- [EXERCISE]: Your task is to copy every line of the entries that contains "JSON".

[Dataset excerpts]
=-=-=-=-=

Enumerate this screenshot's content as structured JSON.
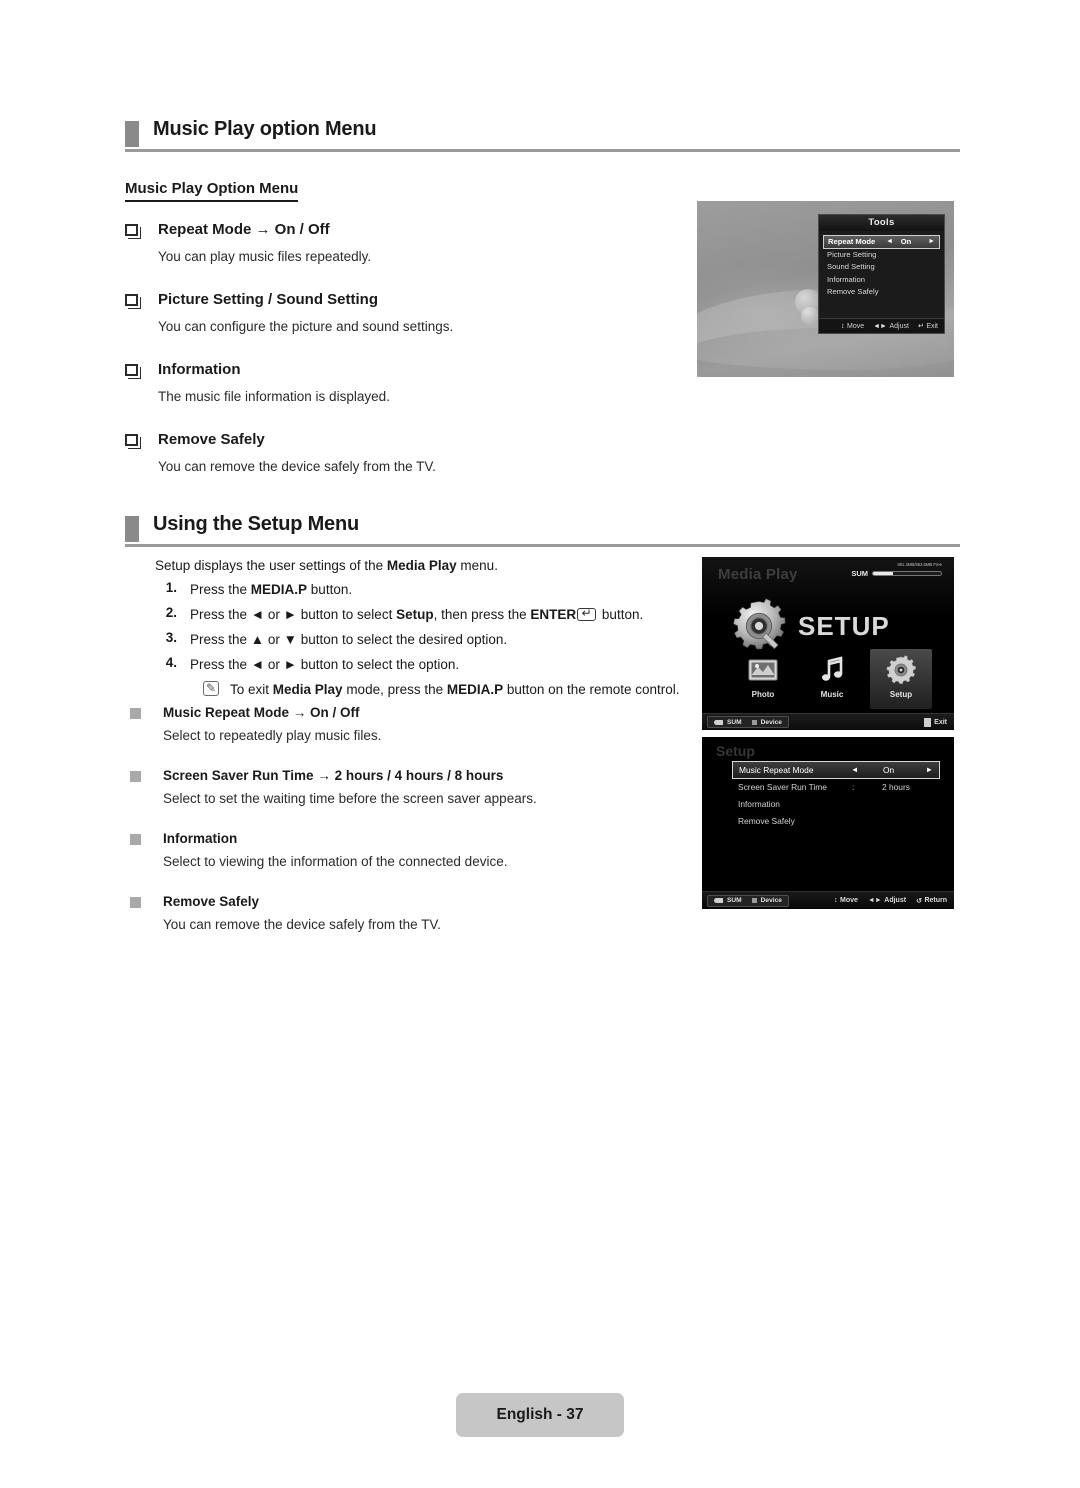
{
  "sections": {
    "music_play_option": {
      "heading": "Music Play option Menu",
      "subheading": "Music Play Option Menu",
      "items": [
        {
          "title": "Repeat Mode → On / Off",
          "desc": "You can play music files repeatedly."
        },
        {
          "title": "Picture Setting / Sound Setting",
          "desc": "You can configure the picture and sound settings."
        },
        {
          "title": "Information",
          "desc": "The music file information is displayed."
        },
        {
          "title": "Remove Safely",
          "desc": "You can remove the device safely from the TV."
        }
      ]
    },
    "using_setup": {
      "heading": "Using the Setup Menu",
      "intro_pre": "Setup displays the user settings of the ",
      "intro_bold": "Media Play",
      "intro_post": " menu.",
      "steps": [
        {
          "num": "1.",
          "pre": "Press the ",
          "bold": "MEDIA.P",
          "post": " button."
        },
        {
          "num": "2.",
          "pre": "Press the ◄ or ► button to select ",
          "bold": "Setup",
          "mid": ", then press the ",
          "bold2": "ENTER",
          "post": " button."
        },
        {
          "num": "3.",
          "pre": "Press the ▲ or ▼ button to select the desired option.",
          "bold": "",
          "post": ""
        },
        {
          "num": "4.",
          "pre": "Press the ◄ or ► button to select the option.",
          "bold": "",
          "post": ""
        }
      ],
      "note": {
        "pre": "To exit ",
        "bold": "Media Play",
        "mid": " mode, press the ",
        "bold2": "MEDIA.P",
        "post": " button on the remote control."
      },
      "items": [
        {
          "title": "Music Repeat Mode → On / Off",
          "desc": "Select to repeatedly play music files."
        },
        {
          "title": "Screen Saver Run Time → 2 hours / 4 hours / 8 hours",
          "desc": "Select to set the waiting time before the screen saver appears."
        },
        {
          "title": "Information",
          "desc": "Select to viewing the information of the connected device."
        },
        {
          "title": "Remove Safely",
          "desc": "You can remove the device safely from the TV."
        }
      ]
    }
  },
  "tools_screen": {
    "title": "Tools",
    "rows": [
      {
        "label": "Repeat Mode",
        "left": "◄",
        "value": "On",
        "right": "►",
        "selected": true
      },
      {
        "label": "Picture Setting",
        "selected": false
      },
      {
        "label": "Sound Setting",
        "selected": false
      },
      {
        "label": "Information",
        "selected": false
      },
      {
        "label": "Remove Safely",
        "selected": false
      }
    ],
    "footer": [
      {
        "icon": "↕",
        "label": "Move"
      },
      {
        "icon": "◄►",
        "label": "Adjust"
      },
      {
        "icon": "↵",
        "label": "Exit"
      }
    ]
  },
  "media_play_screen": {
    "title": "Media Play",
    "sum_label": "SUM",
    "capacity": "851.3MB/963.6MB Free",
    "hero_word": "SETUP",
    "icons": [
      {
        "name": "Photo",
        "active": false
      },
      {
        "name": "Music",
        "active": false
      },
      {
        "name": "Setup",
        "active": true
      }
    ],
    "footer_left": [
      {
        "label": "SUM",
        "icon": "usb-icon"
      },
      {
        "label": "Device",
        "icon": "square-icon"
      }
    ],
    "footer_right": {
      "label": "Exit"
    }
  },
  "setup_screen": {
    "title": "Setup",
    "rows": [
      {
        "label": "Music Repeat Mode",
        "left": "◄",
        "value": "On",
        "right": "►",
        "selected": true
      },
      {
        "label": "Screen Saver Run Time",
        "colon": ":",
        "value": "2 hours",
        "selected": false
      },
      {
        "label": "Information",
        "selected": false
      },
      {
        "label": "Remove Safely",
        "selected": false
      }
    ],
    "footer_left": [
      {
        "label": "SUM",
        "icon": "usb-icon"
      },
      {
        "label": "Device",
        "icon": "square-icon"
      }
    ],
    "footer_right": [
      {
        "icon": "↕",
        "label": "Move"
      },
      {
        "icon": "◄►",
        "label": "Adjust"
      },
      {
        "icon": "↺",
        "label": "Return"
      }
    ]
  },
  "page_footer": {
    "label": "English - 37"
  }
}
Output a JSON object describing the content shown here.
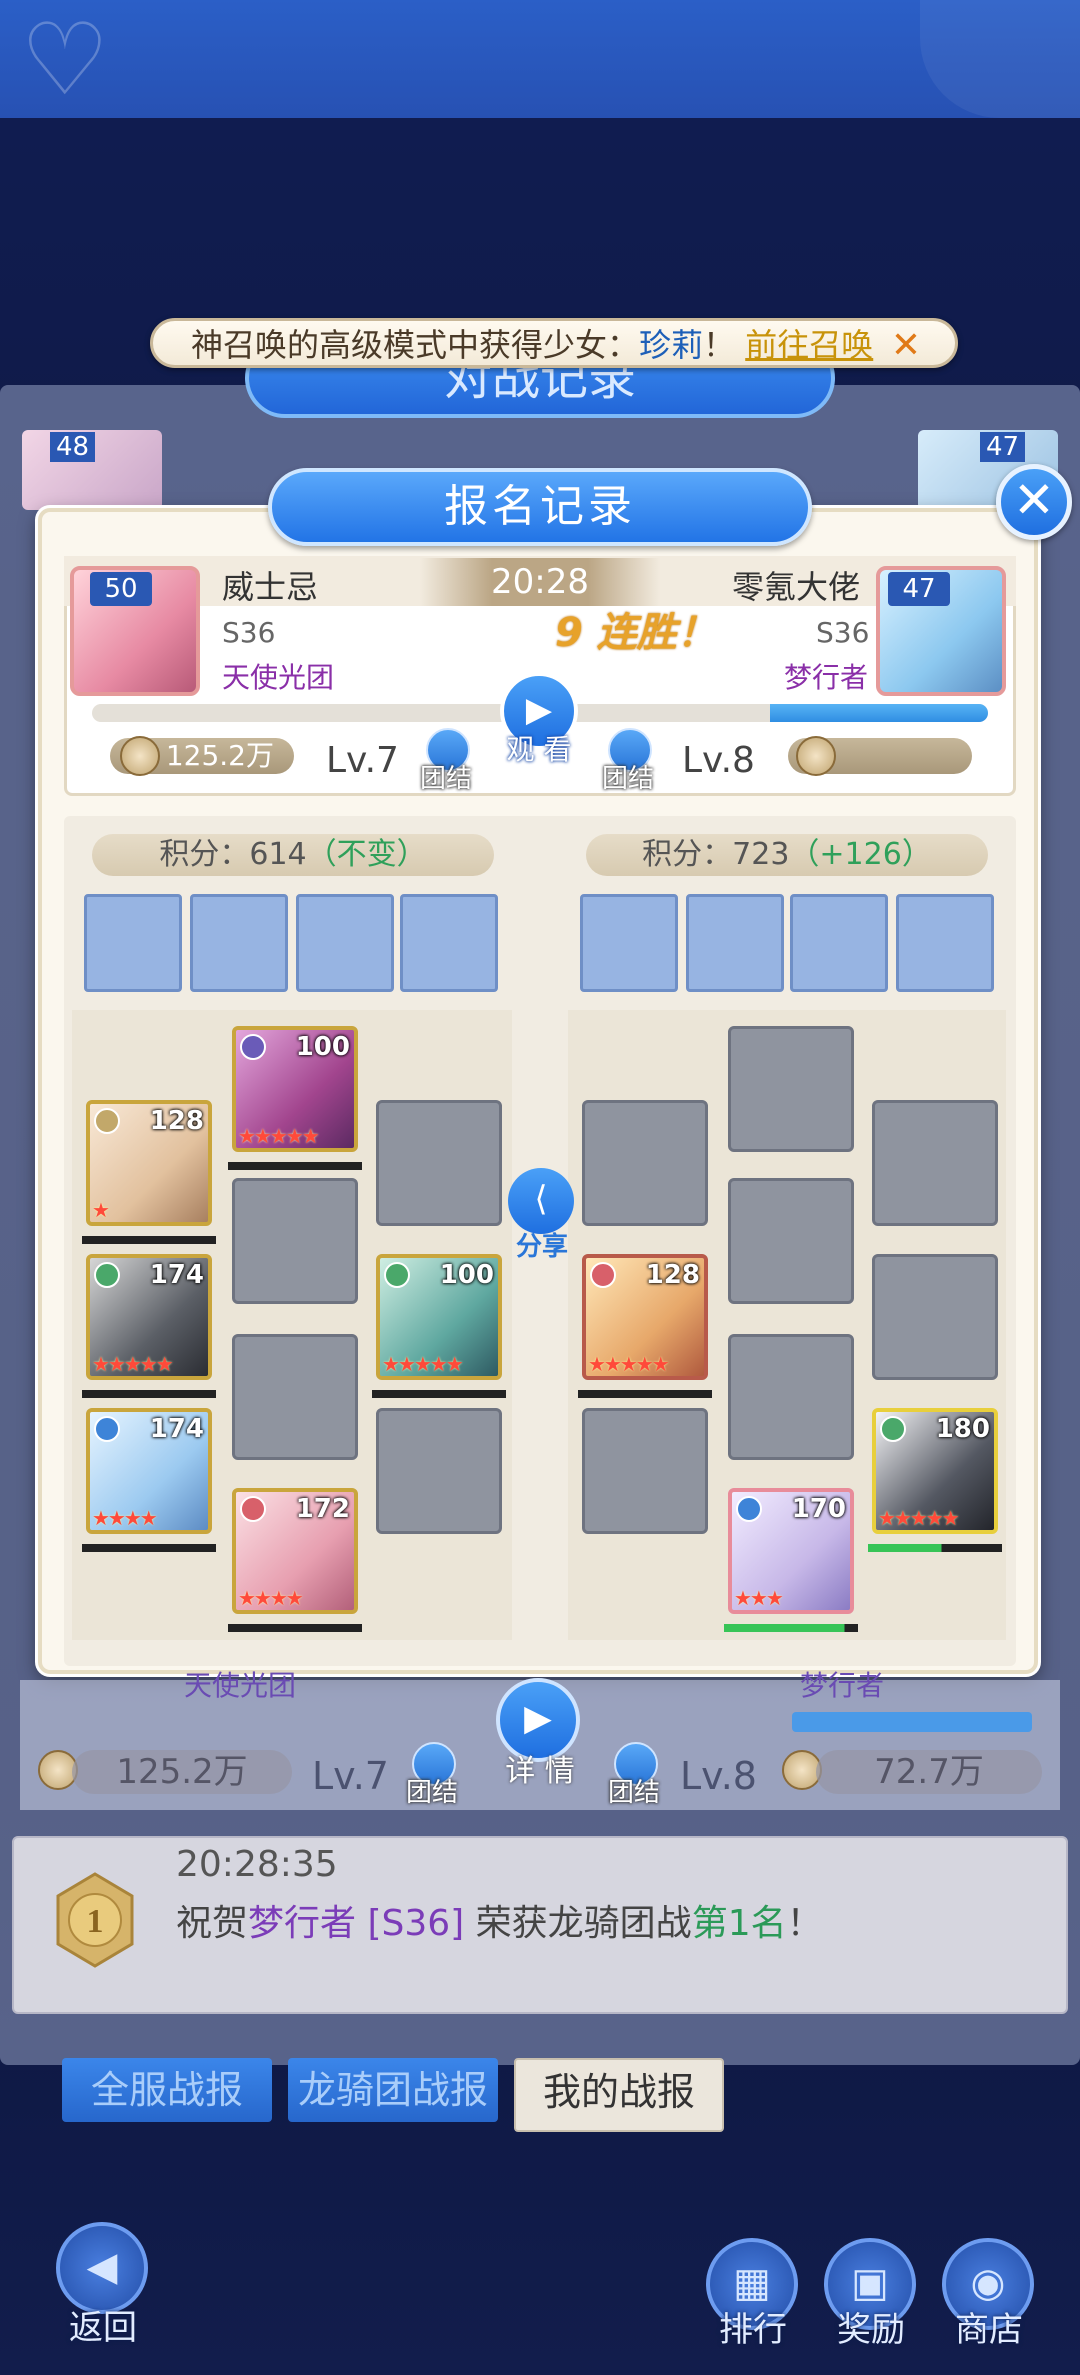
{
  "notice": {
    "text_prefix": "神召唤的高级模式中获得少女：",
    "hero_name": "珍莉",
    "exclaim": "！",
    "link": "前往召唤",
    "close": "✕"
  },
  "background": {
    "title": "对战记录",
    "row1_left_level": "48",
    "row1_right_level": "47",
    "row1_left_server": "S36",
    "row1_right_server": "S36",
    "lower_left_guild": "天使光团",
    "lower_right_guild": "梦行者",
    "lower_left_power": "125.2万",
    "lower_right_power": "72.7万",
    "lower_left_lv": "Lv.7",
    "lower_right_lv": "Lv.8",
    "unity_label": "团结",
    "detail_label": "详 情"
  },
  "dialog": {
    "title": "报名记录",
    "close": "✕",
    "time": "20:28",
    "streak": "9 连胜！",
    "watch_label": "观 看",
    "left": {
      "level": "50",
      "name": "威士忌",
      "server": "S36",
      "guild": "天使光团",
      "power": "125.2万",
      "lv": "Lv.7",
      "unity": "团结",
      "score_label": "积分：614",
      "score_change": "（不变）"
    },
    "right": {
      "level": "47",
      "name": "零氪大佬",
      "server": "S36",
      "guild": "梦行者",
      "power": "",
      "lv": "Lv.8",
      "unity": "团结",
      "score_label": "积分：723",
      "score_change": "（+126）"
    },
    "share_label": "分享",
    "left_heroes": [
      {
        "power": "100",
        "stars": "★★★★★"
      },
      {
        "power": "128",
        "stars": "★"
      },
      {
        "power": "174",
        "stars": "★★★★★"
      },
      {
        "power": "100",
        "stars": "★★★★★"
      },
      {
        "power": "174",
        "stars": "★★★★"
      },
      {
        "power": "172",
        "stars": "★★★★"
      }
    ],
    "right_heroes": [
      {
        "power": "128",
        "stars": "★★★★★"
      },
      {
        "power": "180",
        "stars": "★★★★★",
        "hp": 0.55
      },
      {
        "power": "170",
        "stars": "★★★",
        "hp": 0.9
      }
    ]
  },
  "news": {
    "time": "20:28:35",
    "t1": "祝贺",
    "guild": "梦行者",
    "t2": " [S36] ",
    "t3": "荣获龙骑团战",
    "rank": "第1名",
    "t4": "！"
  },
  "tabs": [
    "全服战报",
    "龙骑团战报",
    "我的战报"
  ],
  "bottom": {
    "back": "返回",
    "rank": "排行",
    "reward": "奖励",
    "shop": "商店"
  },
  "colors": {
    "accent_blue": "#2274e6",
    "streak_gold": "#e7a22a",
    "guild_purple": "#8a2fa8",
    "positive_green": "#2fa05a"
  }
}
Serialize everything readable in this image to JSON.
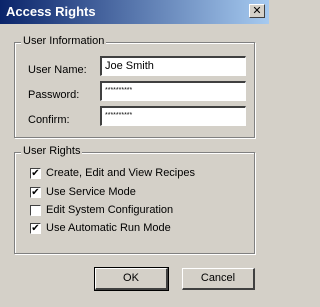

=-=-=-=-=

- [ANSWER FOR THIS EXERCISE]:
Enumerate this screenshot's content as structured JSON.
Output a JSON object describing the content shown here.
Serialize everything readable in this image to JSON.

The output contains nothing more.